The sources are all extremely weak. The area of the Anglo Saxon Chronicles that refer to Hereward come from “The Peterborough Manuscripts” and I suspect they acquired a fairly biased view on Hereward after he “protected” their treasures. Given William was the King at the time of writing it was also in their best interests to put a pro-Norman spin on the events the recorded. The other source The Gesta Hereward….. If I had a book named the Gesta Richardi I would probably be wrestling bears in it too. The Current copy of a copy of a copy of the Gesta Herewardi is a latin translation written about two hundred years later, combining an original Saxon text, a dying oral tradition and I have no doubt a little creativity from the latin translator.

Finally I should note that the epithet “The Wake” is taken from Saxon and thought to mean “The Watchful” it was given the Hereward some two hundred years after his death.

Recommended Reading

I know I have slammed a few modern historians in this article for weaving a narrative with no real evidence. However that is exactly what I have done. There is so little literary evidence about Hereward that its impossible to form a picture without filling in some of the blanks with narrative.
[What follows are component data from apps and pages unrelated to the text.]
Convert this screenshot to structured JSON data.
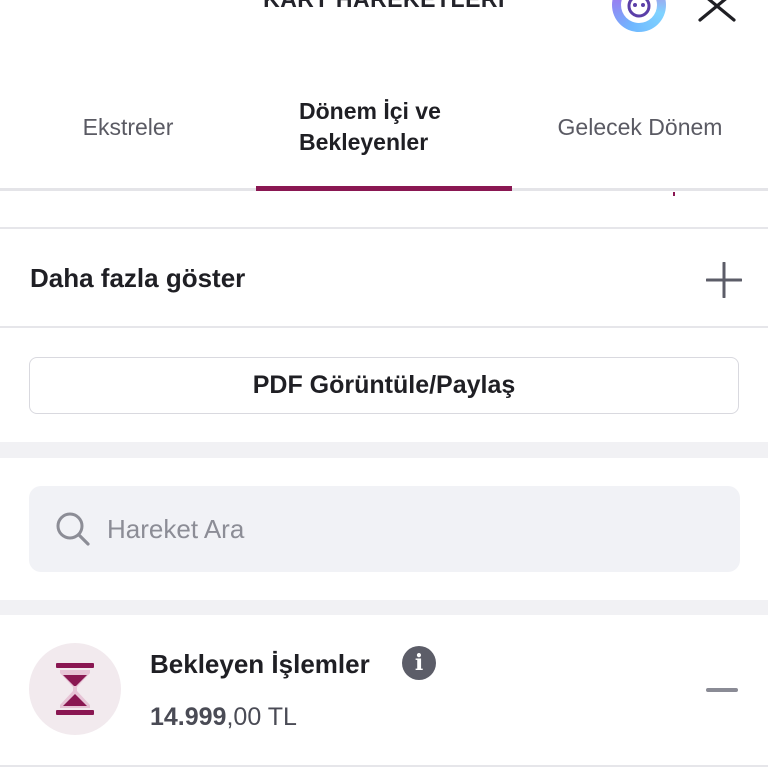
{
  "header": {
    "title": "KART HAREKETLERİ",
    "assistant_icon": "assistant-bot-icon",
    "close_icon": "close-icon"
  },
  "tabs": [
    {
      "label": "Ekstreler",
      "active": false
    },
    {
      "label_line1": "Dönem İçi ve",
      "label_line2": "Bekleyenler",
      "active": true
    },
    {
      "label": "Gelecek Dönem",
      "active": false
    }
  ],
  "more": {
    "label": "Daha fazla göster",
    "icon": "plus-icon"
  },
  "pdf_button": {
    "label": "PDF Görüntüle/Paylaş"
  },
  "search": {
    "placeholder": "Hareket Ara",
    "value": "",
    "icon": "search-icon"
  },
  "pending": {
    "title": "Bekleyen İşlemler",
    "amount_main": "14.999",
    "amount_fraction": ",00 TL",
    "icon": "hourglass-icon",
    "info_icon": "info-icon",
    "collapse_icon": "minus-icon"
  },
  "colors": {
    "accent": "#8a1752",
    "divider": "#e6e6ea",
    "search_bg": "#f1f2f6"
  }
}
I highly recommend the following if you want more detail on the possible events of Hereward’s life.

Peter Rex – Hereward: The Last Englishman(2005).

Elisabeth van Houts – Hereward in Flanders(1999).

[1] This is certainly the most times I’ve used the word “Bastard” in a work claiming to be marginally academic.

[2] I sincerely hope that my legacy will be similar.

[3] I use the full term Gesta Herewardi rather than the commonly abbreviated “Gesta” for no better reason than Gesta Herewardi is just so much fun to say.

[4] A name I suspect even Shakespeare would struggle to write a sonnet about.

[5] Kevin Coster should play Hereward.

[6] I wonder how that excuse would fly in court today “I wasn’t stealing the money, I was protecting it from people that might spend it”